Top of DATA FOR REVIEW

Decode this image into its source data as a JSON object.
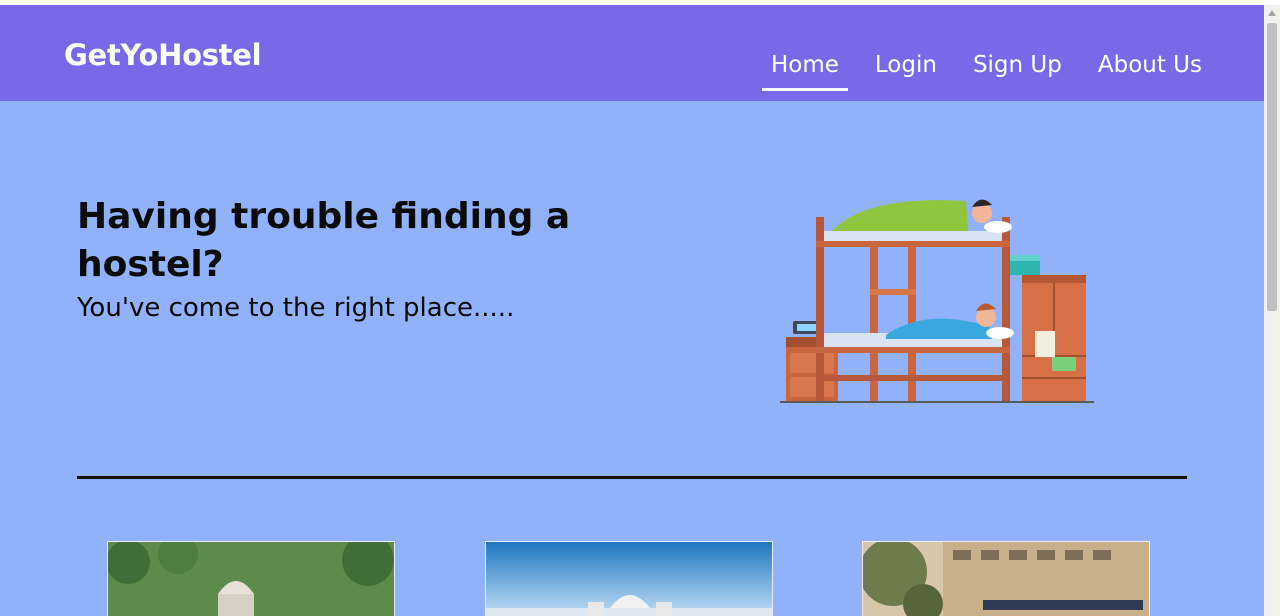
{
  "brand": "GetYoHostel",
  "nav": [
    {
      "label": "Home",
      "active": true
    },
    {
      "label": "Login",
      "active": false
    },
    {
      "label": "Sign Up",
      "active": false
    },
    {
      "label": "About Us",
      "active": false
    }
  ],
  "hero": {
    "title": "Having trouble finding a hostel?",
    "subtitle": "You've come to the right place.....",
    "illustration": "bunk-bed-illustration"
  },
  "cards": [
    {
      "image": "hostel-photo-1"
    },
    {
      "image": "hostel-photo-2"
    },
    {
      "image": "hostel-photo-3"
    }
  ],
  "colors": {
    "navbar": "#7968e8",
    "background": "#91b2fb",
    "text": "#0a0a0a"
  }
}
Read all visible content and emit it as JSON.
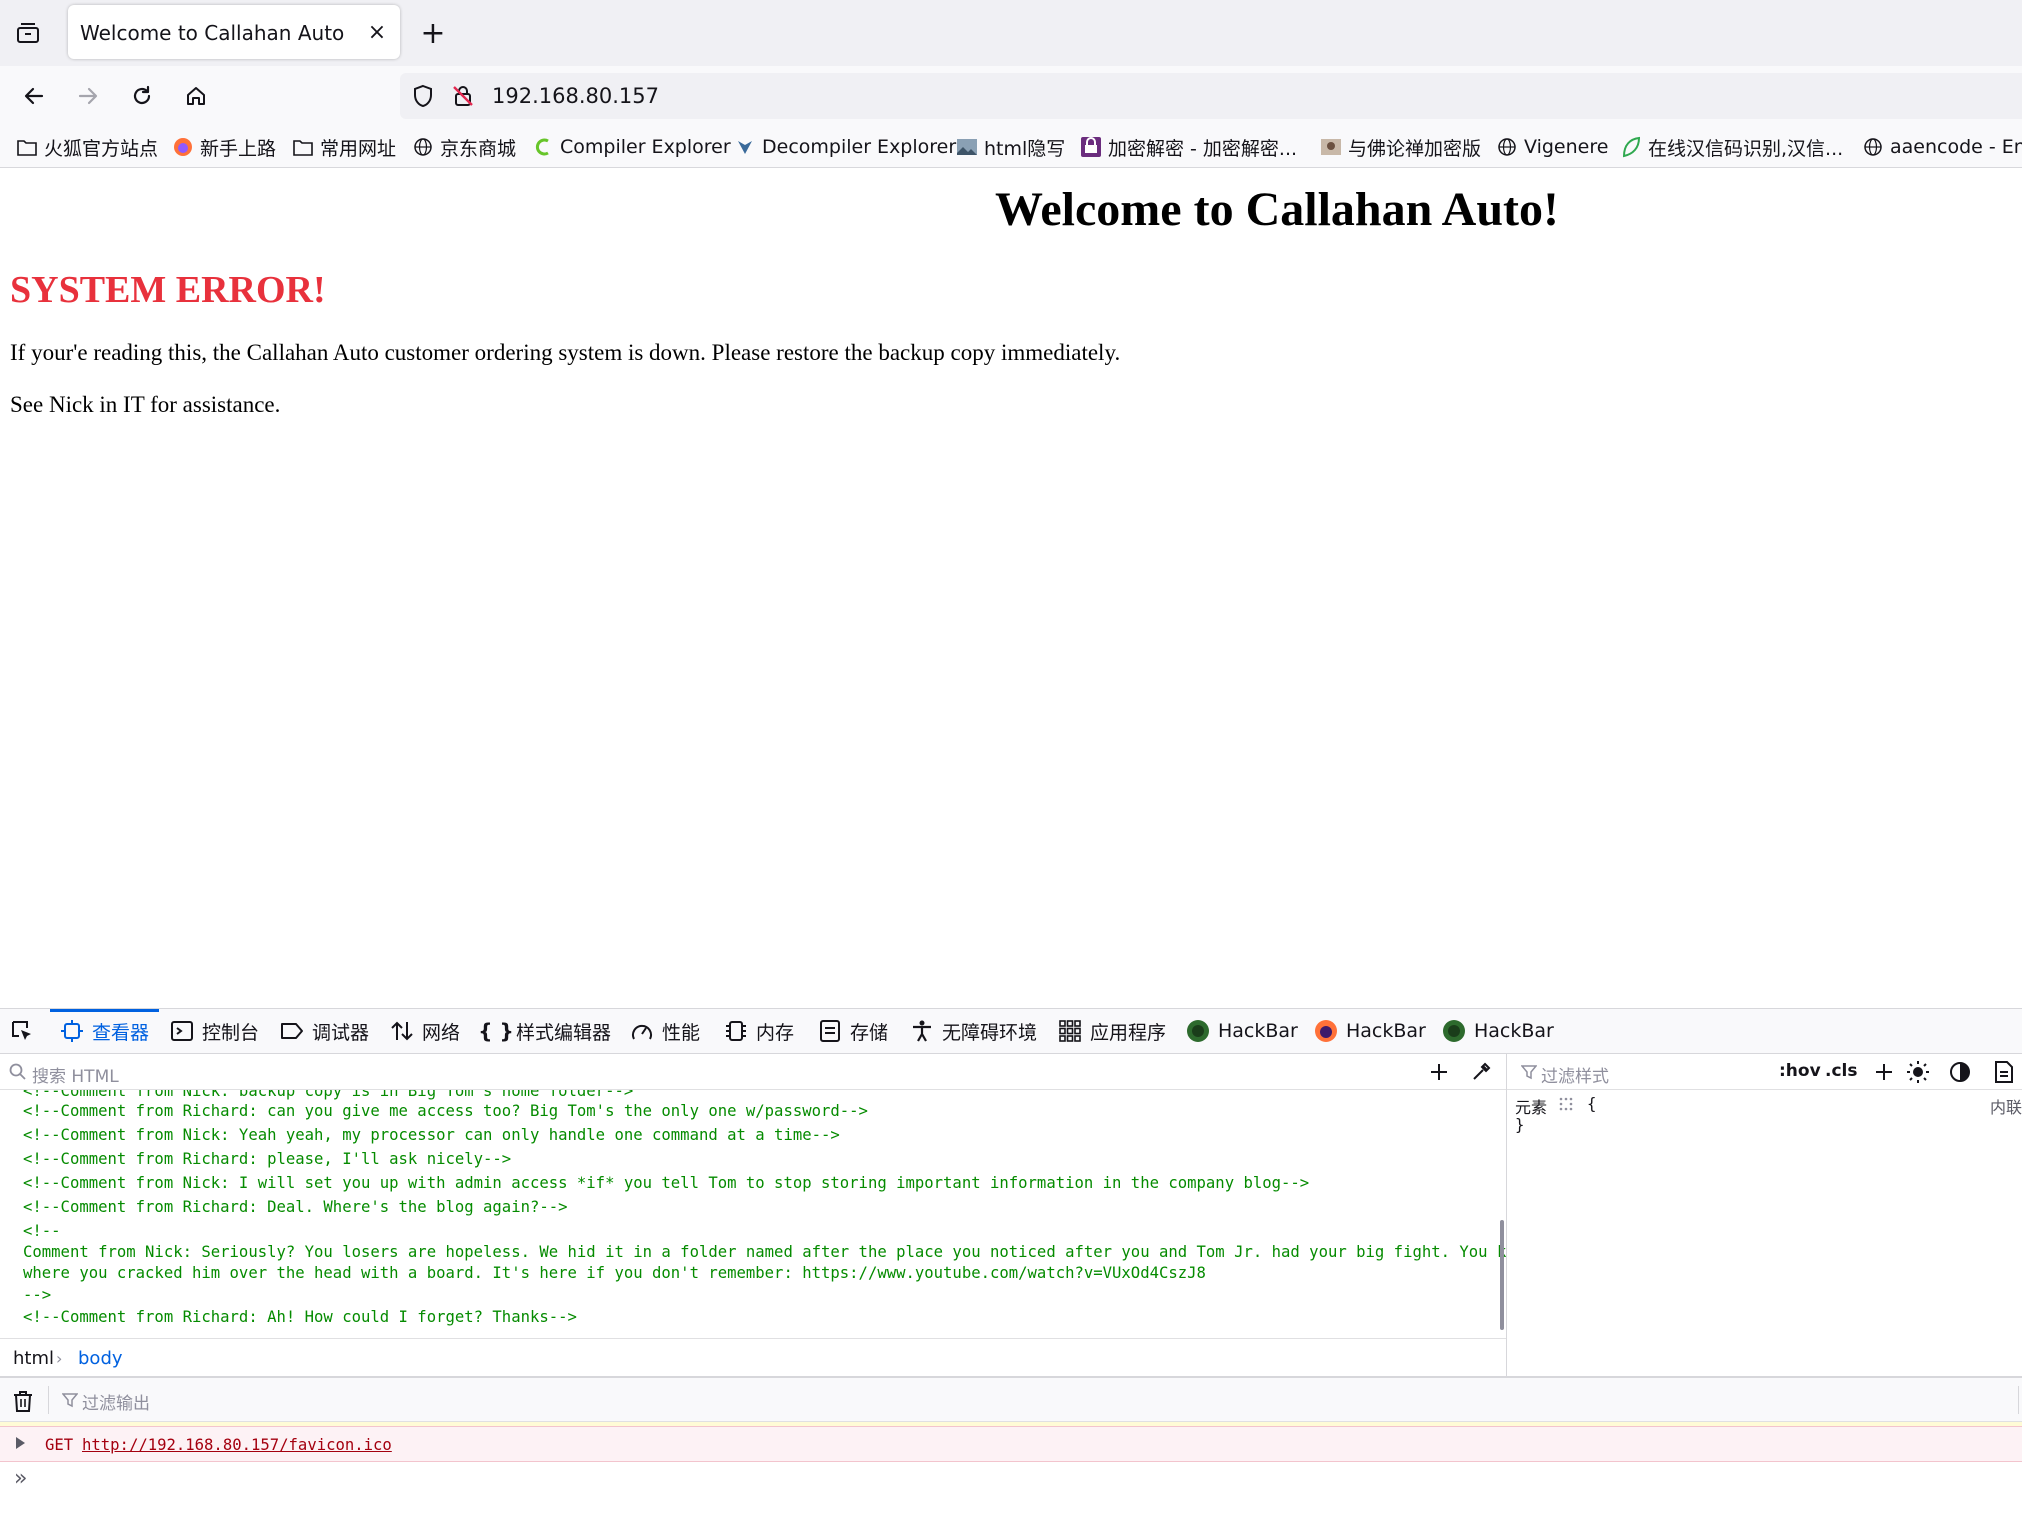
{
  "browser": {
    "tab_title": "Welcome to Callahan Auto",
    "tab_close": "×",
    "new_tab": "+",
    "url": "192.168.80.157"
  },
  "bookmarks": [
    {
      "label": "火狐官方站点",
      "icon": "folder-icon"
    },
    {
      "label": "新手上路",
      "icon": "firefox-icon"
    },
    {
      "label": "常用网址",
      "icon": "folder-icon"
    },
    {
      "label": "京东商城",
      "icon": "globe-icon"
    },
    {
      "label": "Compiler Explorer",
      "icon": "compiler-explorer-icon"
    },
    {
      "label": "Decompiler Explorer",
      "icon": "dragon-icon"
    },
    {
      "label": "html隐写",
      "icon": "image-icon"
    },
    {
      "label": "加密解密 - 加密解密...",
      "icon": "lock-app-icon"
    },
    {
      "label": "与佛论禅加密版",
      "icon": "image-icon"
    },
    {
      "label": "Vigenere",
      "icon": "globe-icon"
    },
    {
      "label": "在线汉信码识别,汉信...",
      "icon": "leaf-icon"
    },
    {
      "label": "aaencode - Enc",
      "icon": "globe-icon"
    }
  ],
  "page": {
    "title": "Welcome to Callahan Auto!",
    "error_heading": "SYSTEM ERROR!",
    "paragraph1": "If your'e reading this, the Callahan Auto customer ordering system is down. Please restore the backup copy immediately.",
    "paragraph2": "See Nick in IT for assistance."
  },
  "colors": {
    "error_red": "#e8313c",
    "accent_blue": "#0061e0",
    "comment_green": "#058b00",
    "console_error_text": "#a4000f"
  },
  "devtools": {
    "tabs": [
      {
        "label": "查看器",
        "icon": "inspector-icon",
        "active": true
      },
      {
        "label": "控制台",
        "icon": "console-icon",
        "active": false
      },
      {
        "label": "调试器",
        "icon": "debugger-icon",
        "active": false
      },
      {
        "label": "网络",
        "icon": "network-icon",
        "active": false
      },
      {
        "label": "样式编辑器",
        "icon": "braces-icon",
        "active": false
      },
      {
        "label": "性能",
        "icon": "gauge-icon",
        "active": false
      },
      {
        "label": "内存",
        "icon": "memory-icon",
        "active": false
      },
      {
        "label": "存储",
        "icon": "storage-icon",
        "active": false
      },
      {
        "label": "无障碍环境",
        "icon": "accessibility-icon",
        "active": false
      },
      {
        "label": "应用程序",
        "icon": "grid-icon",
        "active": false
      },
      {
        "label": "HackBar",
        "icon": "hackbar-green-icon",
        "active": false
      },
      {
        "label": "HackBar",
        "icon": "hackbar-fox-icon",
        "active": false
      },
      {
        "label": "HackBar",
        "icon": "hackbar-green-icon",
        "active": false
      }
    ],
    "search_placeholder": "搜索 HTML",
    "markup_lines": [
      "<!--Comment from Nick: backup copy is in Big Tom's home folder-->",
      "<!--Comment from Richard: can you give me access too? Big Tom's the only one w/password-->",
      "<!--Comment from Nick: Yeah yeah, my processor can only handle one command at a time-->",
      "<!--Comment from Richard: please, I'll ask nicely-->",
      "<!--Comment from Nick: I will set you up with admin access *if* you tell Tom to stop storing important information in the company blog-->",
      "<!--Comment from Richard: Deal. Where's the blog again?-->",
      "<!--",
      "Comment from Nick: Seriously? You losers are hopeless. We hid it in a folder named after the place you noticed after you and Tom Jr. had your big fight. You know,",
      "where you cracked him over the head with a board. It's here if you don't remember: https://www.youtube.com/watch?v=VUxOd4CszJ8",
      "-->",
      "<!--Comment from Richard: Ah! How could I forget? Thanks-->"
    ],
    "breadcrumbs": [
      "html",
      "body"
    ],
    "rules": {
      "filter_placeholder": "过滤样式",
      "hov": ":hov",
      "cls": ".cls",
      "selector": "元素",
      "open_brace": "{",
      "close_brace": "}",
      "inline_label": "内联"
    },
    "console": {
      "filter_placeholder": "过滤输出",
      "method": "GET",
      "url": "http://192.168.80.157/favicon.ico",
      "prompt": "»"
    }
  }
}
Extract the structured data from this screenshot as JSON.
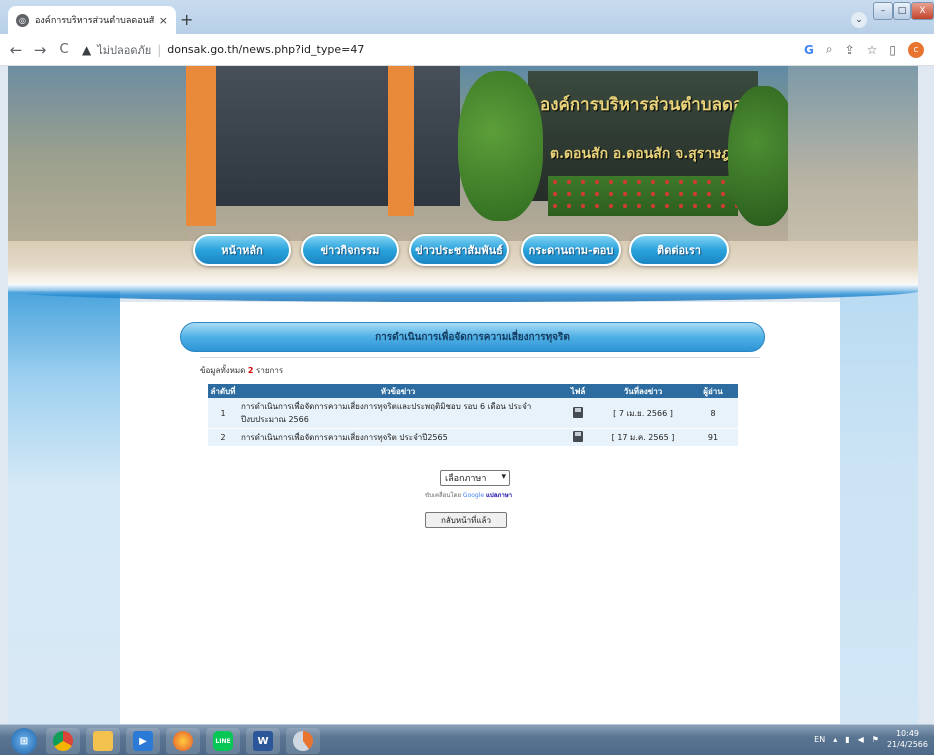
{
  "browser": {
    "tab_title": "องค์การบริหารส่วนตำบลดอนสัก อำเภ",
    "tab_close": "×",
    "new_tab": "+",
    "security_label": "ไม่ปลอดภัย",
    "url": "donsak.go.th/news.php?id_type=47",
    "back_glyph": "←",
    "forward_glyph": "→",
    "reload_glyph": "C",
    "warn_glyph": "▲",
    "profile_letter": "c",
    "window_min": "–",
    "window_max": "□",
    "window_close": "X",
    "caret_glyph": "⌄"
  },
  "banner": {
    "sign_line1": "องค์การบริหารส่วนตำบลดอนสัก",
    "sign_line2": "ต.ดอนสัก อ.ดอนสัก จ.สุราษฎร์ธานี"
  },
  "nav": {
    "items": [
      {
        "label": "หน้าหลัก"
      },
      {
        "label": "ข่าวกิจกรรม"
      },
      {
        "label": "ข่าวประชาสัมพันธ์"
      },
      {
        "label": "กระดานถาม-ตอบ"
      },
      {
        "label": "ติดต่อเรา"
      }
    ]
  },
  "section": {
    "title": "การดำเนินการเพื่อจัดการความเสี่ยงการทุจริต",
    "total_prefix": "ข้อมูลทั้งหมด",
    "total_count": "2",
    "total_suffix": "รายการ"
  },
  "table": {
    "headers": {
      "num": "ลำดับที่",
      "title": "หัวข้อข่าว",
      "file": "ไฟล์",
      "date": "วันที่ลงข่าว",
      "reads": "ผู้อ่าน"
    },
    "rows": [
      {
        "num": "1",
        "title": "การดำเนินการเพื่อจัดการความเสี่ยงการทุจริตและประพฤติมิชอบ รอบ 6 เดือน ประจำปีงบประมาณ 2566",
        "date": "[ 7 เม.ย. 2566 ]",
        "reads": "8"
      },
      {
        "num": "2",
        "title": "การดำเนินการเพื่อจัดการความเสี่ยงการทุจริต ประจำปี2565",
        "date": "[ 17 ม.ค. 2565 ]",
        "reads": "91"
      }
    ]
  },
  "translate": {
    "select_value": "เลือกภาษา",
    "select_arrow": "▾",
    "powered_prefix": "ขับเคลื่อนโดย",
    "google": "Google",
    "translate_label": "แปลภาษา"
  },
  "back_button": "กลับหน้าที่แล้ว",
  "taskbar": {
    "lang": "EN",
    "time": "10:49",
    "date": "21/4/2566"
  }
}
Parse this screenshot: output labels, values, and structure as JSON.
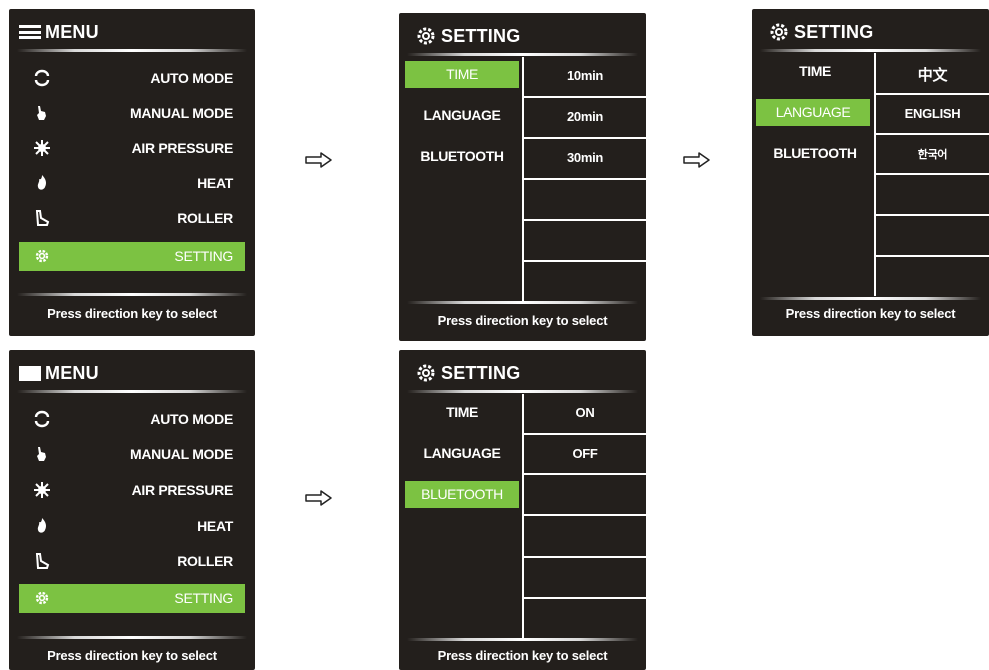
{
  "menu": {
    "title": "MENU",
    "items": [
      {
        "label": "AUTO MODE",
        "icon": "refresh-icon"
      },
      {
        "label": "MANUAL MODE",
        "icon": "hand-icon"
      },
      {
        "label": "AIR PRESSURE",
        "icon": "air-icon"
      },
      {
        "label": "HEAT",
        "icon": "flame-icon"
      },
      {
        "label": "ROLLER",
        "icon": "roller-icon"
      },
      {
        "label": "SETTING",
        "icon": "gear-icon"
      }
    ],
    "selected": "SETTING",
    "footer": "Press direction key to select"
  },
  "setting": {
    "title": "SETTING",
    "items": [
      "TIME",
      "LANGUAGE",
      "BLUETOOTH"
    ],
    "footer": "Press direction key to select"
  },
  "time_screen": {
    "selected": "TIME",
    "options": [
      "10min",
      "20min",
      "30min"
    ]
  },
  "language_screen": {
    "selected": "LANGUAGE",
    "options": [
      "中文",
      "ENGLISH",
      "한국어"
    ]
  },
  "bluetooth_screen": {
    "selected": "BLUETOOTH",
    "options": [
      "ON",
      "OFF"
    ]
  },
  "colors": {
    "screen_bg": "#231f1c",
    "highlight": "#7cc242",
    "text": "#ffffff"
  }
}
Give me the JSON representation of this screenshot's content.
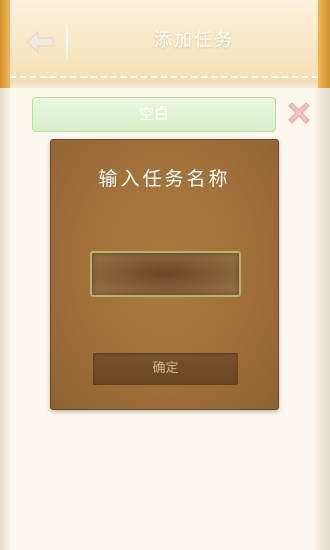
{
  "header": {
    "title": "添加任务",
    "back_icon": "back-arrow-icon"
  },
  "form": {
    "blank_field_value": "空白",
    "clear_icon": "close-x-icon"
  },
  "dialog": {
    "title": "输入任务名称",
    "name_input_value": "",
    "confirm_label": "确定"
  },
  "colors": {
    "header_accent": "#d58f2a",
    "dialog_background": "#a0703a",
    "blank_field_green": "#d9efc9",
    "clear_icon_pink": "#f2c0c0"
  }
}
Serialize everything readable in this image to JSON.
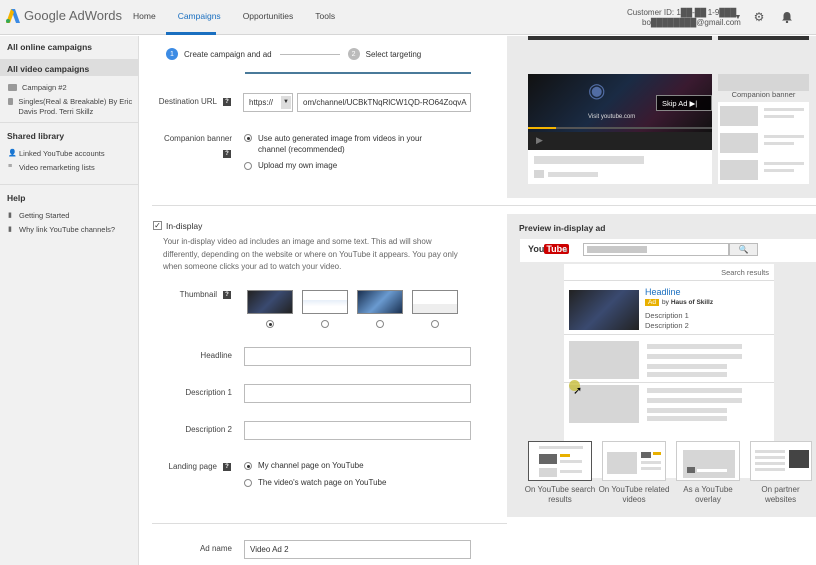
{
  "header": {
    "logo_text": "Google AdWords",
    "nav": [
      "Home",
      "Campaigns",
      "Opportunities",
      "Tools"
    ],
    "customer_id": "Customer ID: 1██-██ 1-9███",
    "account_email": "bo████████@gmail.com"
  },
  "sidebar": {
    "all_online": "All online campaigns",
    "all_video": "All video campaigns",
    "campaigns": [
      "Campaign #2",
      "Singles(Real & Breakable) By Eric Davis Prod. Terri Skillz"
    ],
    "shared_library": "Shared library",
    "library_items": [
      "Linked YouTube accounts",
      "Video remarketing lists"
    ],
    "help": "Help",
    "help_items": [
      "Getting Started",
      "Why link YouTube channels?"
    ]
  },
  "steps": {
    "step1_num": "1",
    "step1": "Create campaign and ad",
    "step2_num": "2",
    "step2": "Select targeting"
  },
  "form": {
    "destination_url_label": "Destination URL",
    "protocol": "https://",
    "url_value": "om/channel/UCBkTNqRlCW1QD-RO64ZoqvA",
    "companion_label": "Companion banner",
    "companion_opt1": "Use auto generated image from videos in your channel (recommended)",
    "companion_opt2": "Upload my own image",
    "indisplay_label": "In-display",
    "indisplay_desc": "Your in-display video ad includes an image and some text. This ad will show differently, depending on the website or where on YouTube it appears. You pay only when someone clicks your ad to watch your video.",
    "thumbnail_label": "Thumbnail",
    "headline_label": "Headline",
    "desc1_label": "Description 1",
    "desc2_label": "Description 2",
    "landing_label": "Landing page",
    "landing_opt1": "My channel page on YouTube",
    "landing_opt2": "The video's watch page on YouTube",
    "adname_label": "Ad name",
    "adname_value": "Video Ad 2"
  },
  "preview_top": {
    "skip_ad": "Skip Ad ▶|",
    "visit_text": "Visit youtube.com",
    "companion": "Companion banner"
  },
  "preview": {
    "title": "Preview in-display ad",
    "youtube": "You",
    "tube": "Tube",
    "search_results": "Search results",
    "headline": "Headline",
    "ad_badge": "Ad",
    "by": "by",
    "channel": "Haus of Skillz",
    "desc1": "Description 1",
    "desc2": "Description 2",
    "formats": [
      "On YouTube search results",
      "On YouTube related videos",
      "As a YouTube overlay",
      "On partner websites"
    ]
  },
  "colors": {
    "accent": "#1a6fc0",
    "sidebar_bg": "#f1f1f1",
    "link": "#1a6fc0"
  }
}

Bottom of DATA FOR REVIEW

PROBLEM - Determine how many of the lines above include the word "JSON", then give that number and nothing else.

RESULT OF THIS TASK - 6